===== INPUT DATA

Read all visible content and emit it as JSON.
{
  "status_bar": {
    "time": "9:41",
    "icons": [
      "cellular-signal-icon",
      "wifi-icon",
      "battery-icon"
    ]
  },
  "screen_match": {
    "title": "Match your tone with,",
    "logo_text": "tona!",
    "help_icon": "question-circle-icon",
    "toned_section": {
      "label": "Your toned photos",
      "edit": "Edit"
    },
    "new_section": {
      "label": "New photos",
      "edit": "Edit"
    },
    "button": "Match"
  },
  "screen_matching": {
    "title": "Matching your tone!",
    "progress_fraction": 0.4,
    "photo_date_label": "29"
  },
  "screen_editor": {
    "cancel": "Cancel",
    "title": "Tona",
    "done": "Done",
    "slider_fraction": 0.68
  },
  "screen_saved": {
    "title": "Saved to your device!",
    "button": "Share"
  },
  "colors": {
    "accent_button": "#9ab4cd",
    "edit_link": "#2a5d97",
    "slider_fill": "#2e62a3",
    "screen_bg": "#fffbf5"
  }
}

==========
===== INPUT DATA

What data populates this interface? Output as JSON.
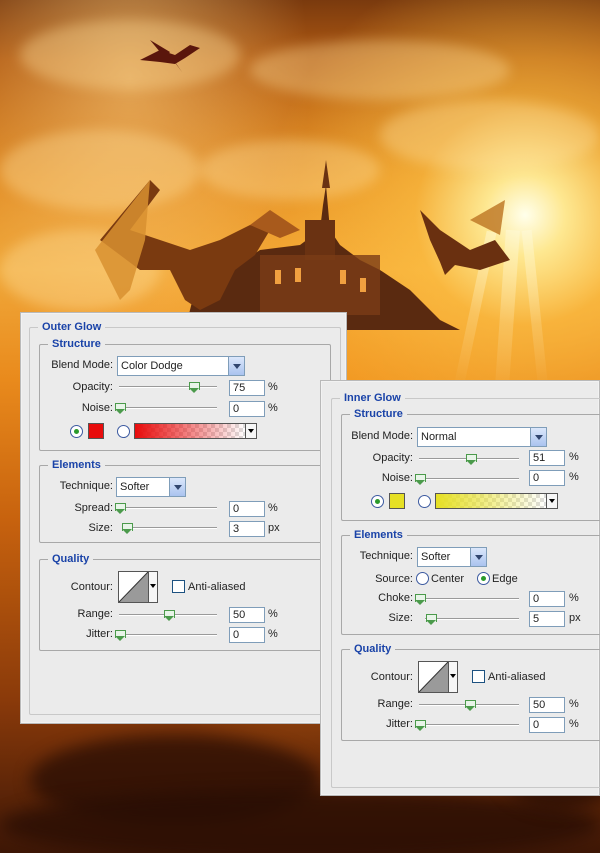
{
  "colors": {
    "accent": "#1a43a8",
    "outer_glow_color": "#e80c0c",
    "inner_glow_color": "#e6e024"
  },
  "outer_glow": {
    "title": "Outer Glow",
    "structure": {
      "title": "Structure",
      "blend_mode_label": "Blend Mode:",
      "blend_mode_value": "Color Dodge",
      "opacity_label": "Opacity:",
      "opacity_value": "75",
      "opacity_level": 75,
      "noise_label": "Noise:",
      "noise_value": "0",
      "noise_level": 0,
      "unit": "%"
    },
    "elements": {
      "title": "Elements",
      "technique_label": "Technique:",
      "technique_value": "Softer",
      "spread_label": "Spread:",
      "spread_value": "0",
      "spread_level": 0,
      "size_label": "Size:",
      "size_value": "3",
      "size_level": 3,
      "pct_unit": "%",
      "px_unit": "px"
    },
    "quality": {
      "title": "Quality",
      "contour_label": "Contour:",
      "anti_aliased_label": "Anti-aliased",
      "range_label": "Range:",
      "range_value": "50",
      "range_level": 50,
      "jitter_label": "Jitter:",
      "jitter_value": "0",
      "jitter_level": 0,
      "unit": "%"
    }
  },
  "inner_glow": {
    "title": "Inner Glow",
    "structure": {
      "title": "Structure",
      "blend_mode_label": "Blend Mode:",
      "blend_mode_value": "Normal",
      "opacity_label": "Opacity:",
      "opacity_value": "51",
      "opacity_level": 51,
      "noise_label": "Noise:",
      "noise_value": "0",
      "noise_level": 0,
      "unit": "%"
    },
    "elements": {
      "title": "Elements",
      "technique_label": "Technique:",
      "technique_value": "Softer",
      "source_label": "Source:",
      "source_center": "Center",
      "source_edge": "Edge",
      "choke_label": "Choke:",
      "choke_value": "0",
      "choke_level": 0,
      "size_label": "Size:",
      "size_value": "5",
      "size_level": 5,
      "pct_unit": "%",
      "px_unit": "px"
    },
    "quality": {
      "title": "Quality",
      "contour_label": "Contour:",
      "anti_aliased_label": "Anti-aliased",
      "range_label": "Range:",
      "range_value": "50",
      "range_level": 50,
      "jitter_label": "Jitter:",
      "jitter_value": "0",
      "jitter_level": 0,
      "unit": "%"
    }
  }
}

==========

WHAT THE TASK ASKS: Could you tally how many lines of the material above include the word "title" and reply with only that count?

SOLUTION TO THIS TASK: 12